Unfair advantage

We’re all at it
Though we don’t admit it.

No need for needles
Or PEDs
No brandishing of TUEs:

To ride
Is to cheat –

Gravity
Friction

Fear
Death

Age
Time –

And every day
I try my luck

To see how much
I can get away with

And so far I’ve never
Been caught

Yet.

 

In his classic collection of essays Need for the Bike (or Besoin de Velo in the original French) my cycling-literary hero Paul Fournel says: ‘Thanks to the bike, there is a faster man. The bike is in itself a form of doping. Which doesn’t simplify things.’ Amid the scandals forever swirling around the sport, it’s good to remind ourselves that the bike is innocent, untainted, honourable and, as Paul goes on to say: ‘the tool of natural speed…the shortest path to the doubling of yourself. Twice as fast, two times less tired, twice as much wind in your face. It’s always right to want more.’  And I do. Time to go riding. N.

TUE = Therapeutic Use Exemption; a doctor’s note authorising the use of a prohibited substance. Controversial, to say the least. PED = performance-enhancing drug.

Clipless

Cleats snap into pedals:
Two sharp raps of the judge’s gavel

And I’m committed:
Left without a leg to stand on.

Clamped in rigid ankle-irons,
Every movement circumscribed;

Yet in this captive moment
Power is released:

And locked in here,
I’m ready to escape.

 

My attachment to my road bike is more than just emotional. Like most roadies, I use clipless pedals, so-called because they dispense with the traditional (and fiddly) toe-clips and straps that everyone, including the pros, used until the 1980s.

Plastic cleats bolted to the soles of my shoes snap into the pedals, which (allegedly) makes my pedalling stroke more efficient and certainly prevents a foot from slipping off a pedal in the wet. Twist the heel sharply outwards, and the cleat disengages. Fortunately, this usually happens instinctively in a crash (as I’ve discovered) but every roadie has their own blush-inducing version of the ‘forgetting-to-unclip-at-the-traffic-lights-first-time-out’ story (I’m not telling you mine). Being locked to the bike by your feet may sound foolhardy at best, but once you’ve got used to it, you rarely go back.

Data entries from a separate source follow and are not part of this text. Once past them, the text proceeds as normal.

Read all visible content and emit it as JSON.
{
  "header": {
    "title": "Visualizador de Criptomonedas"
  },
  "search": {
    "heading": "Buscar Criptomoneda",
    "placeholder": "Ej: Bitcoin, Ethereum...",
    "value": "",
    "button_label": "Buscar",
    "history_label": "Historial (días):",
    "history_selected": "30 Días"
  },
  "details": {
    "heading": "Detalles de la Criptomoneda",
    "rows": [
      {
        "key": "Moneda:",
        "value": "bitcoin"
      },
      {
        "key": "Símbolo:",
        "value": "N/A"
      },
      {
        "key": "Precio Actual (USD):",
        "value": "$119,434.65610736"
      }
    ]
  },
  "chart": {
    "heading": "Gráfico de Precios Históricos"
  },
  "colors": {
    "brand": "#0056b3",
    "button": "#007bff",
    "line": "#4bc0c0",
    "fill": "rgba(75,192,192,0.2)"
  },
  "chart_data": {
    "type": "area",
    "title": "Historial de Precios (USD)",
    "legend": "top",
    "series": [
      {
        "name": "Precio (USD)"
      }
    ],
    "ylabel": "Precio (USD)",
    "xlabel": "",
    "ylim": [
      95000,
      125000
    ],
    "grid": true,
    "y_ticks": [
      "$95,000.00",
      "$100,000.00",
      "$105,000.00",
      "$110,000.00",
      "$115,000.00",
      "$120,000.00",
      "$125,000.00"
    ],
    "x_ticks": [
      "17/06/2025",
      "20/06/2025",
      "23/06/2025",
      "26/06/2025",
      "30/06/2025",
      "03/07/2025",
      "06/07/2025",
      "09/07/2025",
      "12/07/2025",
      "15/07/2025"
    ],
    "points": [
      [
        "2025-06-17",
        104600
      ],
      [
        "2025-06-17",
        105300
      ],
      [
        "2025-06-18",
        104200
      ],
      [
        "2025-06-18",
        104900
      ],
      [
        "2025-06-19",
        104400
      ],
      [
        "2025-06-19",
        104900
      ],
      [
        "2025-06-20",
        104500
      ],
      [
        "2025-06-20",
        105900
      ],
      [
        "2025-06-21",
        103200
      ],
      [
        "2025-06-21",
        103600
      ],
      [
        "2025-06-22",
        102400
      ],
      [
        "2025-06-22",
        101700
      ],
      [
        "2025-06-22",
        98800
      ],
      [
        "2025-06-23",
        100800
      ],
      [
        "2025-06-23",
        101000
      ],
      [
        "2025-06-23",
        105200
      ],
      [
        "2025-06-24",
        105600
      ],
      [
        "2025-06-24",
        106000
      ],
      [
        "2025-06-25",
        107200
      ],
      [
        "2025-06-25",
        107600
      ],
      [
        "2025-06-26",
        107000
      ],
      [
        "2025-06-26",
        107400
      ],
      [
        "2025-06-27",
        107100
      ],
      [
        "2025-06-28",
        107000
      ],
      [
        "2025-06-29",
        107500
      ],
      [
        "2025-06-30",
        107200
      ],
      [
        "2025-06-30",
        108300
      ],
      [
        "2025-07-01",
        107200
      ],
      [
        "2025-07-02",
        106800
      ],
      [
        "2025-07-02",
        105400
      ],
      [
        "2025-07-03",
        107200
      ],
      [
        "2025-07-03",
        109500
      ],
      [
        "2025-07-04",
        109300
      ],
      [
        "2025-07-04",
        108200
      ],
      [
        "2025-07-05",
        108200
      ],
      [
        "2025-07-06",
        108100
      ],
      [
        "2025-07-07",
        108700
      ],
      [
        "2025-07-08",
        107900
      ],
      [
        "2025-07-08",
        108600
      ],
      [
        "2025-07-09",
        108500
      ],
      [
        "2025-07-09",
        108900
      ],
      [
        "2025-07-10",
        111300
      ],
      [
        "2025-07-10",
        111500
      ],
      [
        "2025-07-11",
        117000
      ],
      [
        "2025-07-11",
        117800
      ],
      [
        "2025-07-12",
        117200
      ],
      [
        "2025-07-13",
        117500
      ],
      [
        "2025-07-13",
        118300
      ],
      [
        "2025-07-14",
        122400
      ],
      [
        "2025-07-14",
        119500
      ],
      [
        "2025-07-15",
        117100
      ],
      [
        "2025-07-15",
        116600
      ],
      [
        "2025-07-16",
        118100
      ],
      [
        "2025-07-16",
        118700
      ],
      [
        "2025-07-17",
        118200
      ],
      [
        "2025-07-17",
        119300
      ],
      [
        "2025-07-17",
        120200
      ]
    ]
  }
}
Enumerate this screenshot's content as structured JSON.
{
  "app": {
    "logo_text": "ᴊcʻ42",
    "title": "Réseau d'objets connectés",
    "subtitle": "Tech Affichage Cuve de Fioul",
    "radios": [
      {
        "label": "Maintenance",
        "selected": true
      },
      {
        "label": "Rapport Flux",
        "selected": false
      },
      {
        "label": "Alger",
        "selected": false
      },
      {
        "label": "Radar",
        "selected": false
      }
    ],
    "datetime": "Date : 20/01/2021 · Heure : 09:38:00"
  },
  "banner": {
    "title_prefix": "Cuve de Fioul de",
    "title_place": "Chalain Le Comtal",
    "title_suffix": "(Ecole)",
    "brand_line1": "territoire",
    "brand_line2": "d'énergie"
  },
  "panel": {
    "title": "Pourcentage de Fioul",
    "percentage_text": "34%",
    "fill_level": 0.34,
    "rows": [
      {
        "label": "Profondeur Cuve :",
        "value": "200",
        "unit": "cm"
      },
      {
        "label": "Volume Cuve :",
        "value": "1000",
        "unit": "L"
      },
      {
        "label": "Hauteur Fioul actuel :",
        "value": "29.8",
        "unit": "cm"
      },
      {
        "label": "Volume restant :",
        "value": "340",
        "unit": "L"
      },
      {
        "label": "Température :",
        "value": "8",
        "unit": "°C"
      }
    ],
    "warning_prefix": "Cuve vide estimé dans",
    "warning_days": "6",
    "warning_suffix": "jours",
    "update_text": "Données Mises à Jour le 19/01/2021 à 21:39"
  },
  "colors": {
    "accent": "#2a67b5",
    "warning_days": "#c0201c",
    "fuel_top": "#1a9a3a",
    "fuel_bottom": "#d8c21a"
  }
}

My cycling-literary hero Paul Fournel writes about this technology in his wonderful book Besoin de Velo (‘Need for the Bike’): “Since toe-clips disappeared, the peloton makes a new sound. I became aware of it one morning in St-Etienne. There were about a thousand of us, and at the pistol shot of the starter, we all clicked into our two thousand clipless pedals. In the Sunday morning silence it was a good sound, and it said, ‘Time to get going’.”

And even though today is a ‘rest day’ at the Tour, pretty much all the riders will be clipping in again and riding for three or four hours. Convicts of the road indeed. N.